We don’t need no education

As a student, I loathed exams, but perhaps not for the reasons others do. I took studying seriously and tried to cover all content presented. I then found it frustrating that only a fraction was examined. After graduating, I vowed to avoid exams to justify my competence. Thankfully, my career path has avoided any more exams: although I now regularly set them!

If my career path had taken me into an engineering design firm, I probably would have faced a pop quiz during my interview. For example, one US engineering firm has administering the same quiz for 30-years. While initially candidates would get most questions correct, today they find candidates struggle to get half-correct.

When I first heard this statistic, I was deeply troubled. Universities have in the last decades, put considerable effort into developing teaching practices. Where has all this effort gone? Has the formalisation of curricula and expected outcomes, resulted in students focusing on short-term goals (i.e., exams) to the detriment of long-term learning?
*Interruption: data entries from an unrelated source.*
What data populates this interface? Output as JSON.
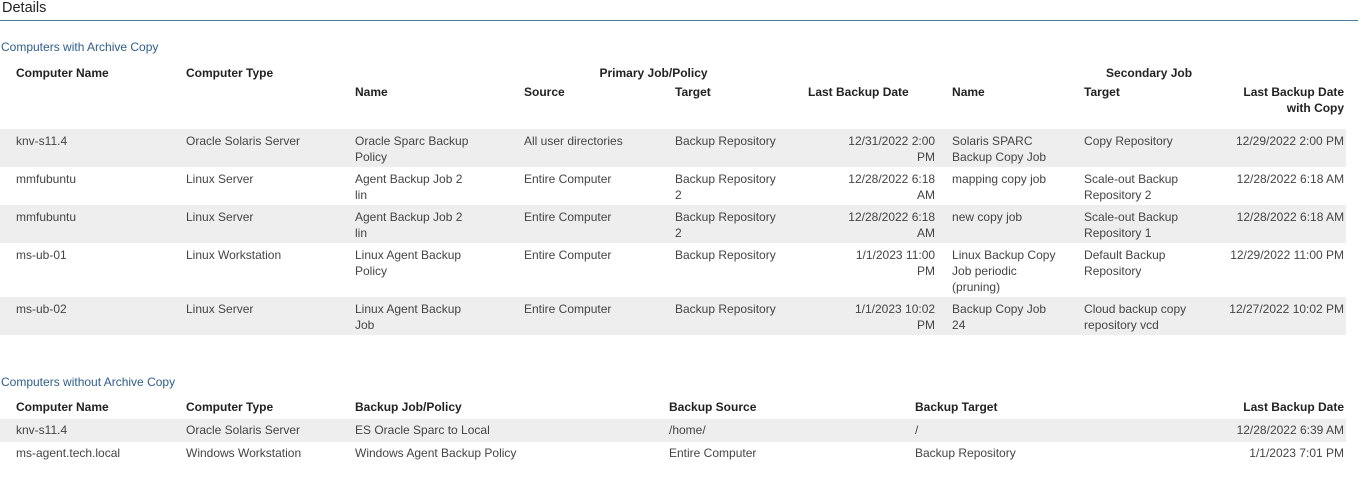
{
  "header": {
    "title": "Details"
  },
  "archive": {
    "title": "Computers with Archive Copy",
    "group_headers": {
      "computer_name": "Computer Name",
      "computer_type": "Computer Type",
      "primary": "Primary Job/Policy",
      "secondary": "Secondary Job"
    },
    "sub_headers": {
      "primary_name": "Name",
      "primary_source": "Source",
      "primary_target": "Target",
      "primary_last_backup": "Last Backup Date",
      "secondary_name": "Name",
      "secondary_target": "Target",
      "secondary_last_backup": "Last Backup Date with Copy"
    },
    "rows": [
      {
        "computer_name": "knv-s11.4",
        "computer_type": "Oracle Solaris Server",
        "primary_name": "Oracle Sparc Backup Policy",
        "primary_source": "All user directories",
        "primary_target": "Backup Repository",
        "primary_last_backup": "12/31/2022 2:00 PM",
        "secondary_name": "Solaris SPARC Backup Copy Job",
        "secondary_target": "Copy Repository",
        "secondary_last_backup": "12/29/2022 2:00 PM"
      },
      {
        "computer_name": "mmfubuntu",
        "computer_type": "Linux Server",
        "primary_name": "Agent Backup Job 2 lin",
        "primary_source": "Entire Computer",
        "primary_target": "Backup Repository 2",
        "primary_last_backup": "12/28/2022 6:18 AM",
        "secondary_name": "mapping copy job",
        "secondary_target": "Scale-out Backup Repository 2",
        "secondary_last_backup": "12/28/2022 6:18 AM"
      },
      {
        "computer_name": "mmfubuntu",
        "computer_type": "Linux Server",
        "primary_name": "Agent Backup Job 2 lin",
        "primary_source": "Entire Computer",
        "primary_target": "Backup Repository 2",
        "primary_last_backup": "12/28/2022 6:18 AM",
        "secondary_name": "new copy job",
        "secondary_target": "Scale-out Backup Repository 1",
        "secondary_last_backup": "12/28/2022 6:18 AM"
      },
      {
        "computer_name": "ms-ub-01",
        "computer_type": "Linux Workstation",
        "primary_name": "Linux Agent Backup Policy",
        "primary_source": "Entire Computer",
        "primary_target": "Backup Repository",
        "primary_last_backup": "1/1/2023 11:00 PM",
        "secondary_name": "Linux Backup Copy Job periodic (pruning)",
        "secondary_target": "Default Backup Repository",
        "secondary_last_backup": "12/29/2022 11:00 PM"
      },
      {
        "computer_name": "ms-ub-02",
        "computer_type": "Linux Server",
        "primary_name": "Linux Agent Backup Job",
        "primary_source": "Entire Computer",
        "primary_target": "Backup Repository",
        "primary_last_backup": "1/1/2023 10:02 PM",
        "secondary_name": "Backup Copy Job 24",
        "secondary_target": "Cloud backup copy repository vcd",
        "secondary_last_backup": "12/27/2022 10:02 PM"
      }
    ]
  },
  "no_archive": {
    "title": "Computers without Archive Copy",
    "headers": {
      "computer_name": "Computer Name",
      "computer_type": "Computer Type",
      "backup_job": "Backup Job/Policy",
      "backup_source": "Backup Source",
      "backup_target": "Backup Target",
      "last_backup": "Last Backup Date"
    },
    "rows": [
      {
        "computer_name": "knv-s11.4",
        "computer_type": "Oracle Solaris Server",
        "backup_job": "ES Oracle Sparc to Local",
        "backup_source": "/home/",
        "backup_target": "/",
        "last_backup": "12/28/2022 6:39 AM"
      },
      {
        "computer_name": "ms-agent.tech.local",
        "computer_type": "Windows Workstation",
        "backup_job": "Windows Agent Backup Policy",
        "backup_source": "Entire Computer",
        "backup_target": "Backup Repository",
        "last_backup": "1/1/2023 7:01 PM"
      }
    ]
  }
}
Assuming this statistic not to be an outlier, is it really that bad? I guess it would be bad, if we see an increasing number of failures in the coming decades. But perhaps this statistic reflects a change in teaching focus from technical acumen. The pop quiz resulting in the statistic in question, was primarily on technical aspects. Modern teaching practices have shifted to building soft skills in line with current shift towards “environmental, social and corporate governance” issues surrounding infrastructure development.
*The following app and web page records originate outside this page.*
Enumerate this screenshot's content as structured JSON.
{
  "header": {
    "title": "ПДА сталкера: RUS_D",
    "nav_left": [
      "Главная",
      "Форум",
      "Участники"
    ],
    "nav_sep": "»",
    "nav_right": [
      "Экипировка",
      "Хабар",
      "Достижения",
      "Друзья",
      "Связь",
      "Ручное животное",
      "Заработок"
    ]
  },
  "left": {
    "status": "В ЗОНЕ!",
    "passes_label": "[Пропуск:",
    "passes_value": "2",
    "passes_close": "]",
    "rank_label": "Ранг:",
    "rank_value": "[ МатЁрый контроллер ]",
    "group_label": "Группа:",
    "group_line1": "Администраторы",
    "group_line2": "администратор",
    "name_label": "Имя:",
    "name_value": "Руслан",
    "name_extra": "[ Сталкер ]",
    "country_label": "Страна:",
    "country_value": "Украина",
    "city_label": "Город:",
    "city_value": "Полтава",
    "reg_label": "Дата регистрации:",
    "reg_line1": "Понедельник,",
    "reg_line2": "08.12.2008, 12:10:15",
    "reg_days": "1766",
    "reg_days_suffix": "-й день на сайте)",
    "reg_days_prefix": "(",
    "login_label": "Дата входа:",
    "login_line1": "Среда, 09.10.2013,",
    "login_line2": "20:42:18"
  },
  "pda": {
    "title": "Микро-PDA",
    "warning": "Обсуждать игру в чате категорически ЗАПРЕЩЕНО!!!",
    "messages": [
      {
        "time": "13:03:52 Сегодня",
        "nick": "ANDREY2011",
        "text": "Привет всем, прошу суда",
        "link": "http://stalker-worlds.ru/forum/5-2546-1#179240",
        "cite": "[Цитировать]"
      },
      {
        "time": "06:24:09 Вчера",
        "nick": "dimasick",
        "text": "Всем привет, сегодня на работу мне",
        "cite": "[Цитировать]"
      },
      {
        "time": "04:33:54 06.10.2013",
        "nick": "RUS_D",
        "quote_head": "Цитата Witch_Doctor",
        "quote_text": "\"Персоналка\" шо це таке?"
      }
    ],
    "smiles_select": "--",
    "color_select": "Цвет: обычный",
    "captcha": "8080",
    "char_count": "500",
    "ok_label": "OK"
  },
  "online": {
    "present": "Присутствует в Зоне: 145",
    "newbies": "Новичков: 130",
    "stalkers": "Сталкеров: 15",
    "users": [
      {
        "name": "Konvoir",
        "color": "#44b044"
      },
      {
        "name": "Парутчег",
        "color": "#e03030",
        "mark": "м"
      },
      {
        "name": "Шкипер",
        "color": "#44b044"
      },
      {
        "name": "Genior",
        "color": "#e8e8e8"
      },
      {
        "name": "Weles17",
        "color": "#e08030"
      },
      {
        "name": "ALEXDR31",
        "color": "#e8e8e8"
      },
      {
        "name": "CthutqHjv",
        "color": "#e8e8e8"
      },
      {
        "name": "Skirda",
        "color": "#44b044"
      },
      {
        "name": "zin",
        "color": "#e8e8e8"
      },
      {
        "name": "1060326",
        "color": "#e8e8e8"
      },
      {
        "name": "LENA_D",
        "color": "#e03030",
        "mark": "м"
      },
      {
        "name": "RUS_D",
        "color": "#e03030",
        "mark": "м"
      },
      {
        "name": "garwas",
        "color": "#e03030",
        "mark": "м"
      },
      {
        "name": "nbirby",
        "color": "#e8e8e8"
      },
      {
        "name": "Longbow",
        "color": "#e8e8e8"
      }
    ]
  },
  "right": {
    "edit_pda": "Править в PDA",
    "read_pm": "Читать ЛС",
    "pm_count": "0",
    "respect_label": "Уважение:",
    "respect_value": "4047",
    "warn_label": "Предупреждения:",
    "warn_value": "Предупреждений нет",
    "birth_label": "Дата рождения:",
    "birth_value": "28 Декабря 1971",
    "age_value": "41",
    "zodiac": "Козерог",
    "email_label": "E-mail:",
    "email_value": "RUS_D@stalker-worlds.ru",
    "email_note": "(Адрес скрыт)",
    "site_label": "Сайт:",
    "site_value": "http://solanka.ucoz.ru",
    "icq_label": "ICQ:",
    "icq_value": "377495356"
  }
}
Another concern, is perhaps that civil engineering (and subsequently geotechnical engineering) is no longer seen as attractive. The university I am part of is struggling to attract students. Should this be attributed to the cyclical nature of the construction industry or are there other issues of concern. A perception of being luddites, coupled with corruption and anti-competitive behaviour, does not give the civil engineering industry a good image.

So, is our university education system failing industry? Are we on the right path or should we turn back our practices 30-years? Or perhaps industry is not portraying an attractive image of civil engineering? I challenge you to reflect on these questions and fill in the following 5-minute pop quiz.
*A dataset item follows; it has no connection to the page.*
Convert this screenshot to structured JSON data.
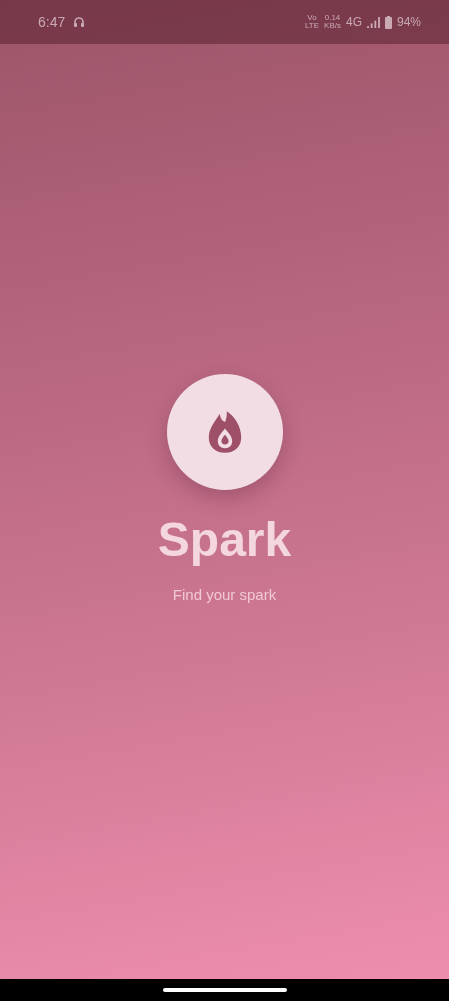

About the author:

Charles John MacRobert is a Senior Lecturer at Stellenbosch University. He enjoys teaching geotechnical engineering to undergraduate and postgraduate students. Understanding the science of slope stability and the art of decision making gets him excited. His family, woodwork and gardening keep him busy the rest of the time.


About these articles:

To debate past, current and future issues in Geotechnical Engineering, the Time Capsule Project is welcoming and publishing short articles on the ISSMGE website.

We challenge you to write 200-400 words on any topic that will generate debate within the Geotechnical Engineering profession. Click here to submit your message for consideration.

Articles will be displayed for a limited time and views expressed need not be shared by the ISSMGE or held strongly by authors.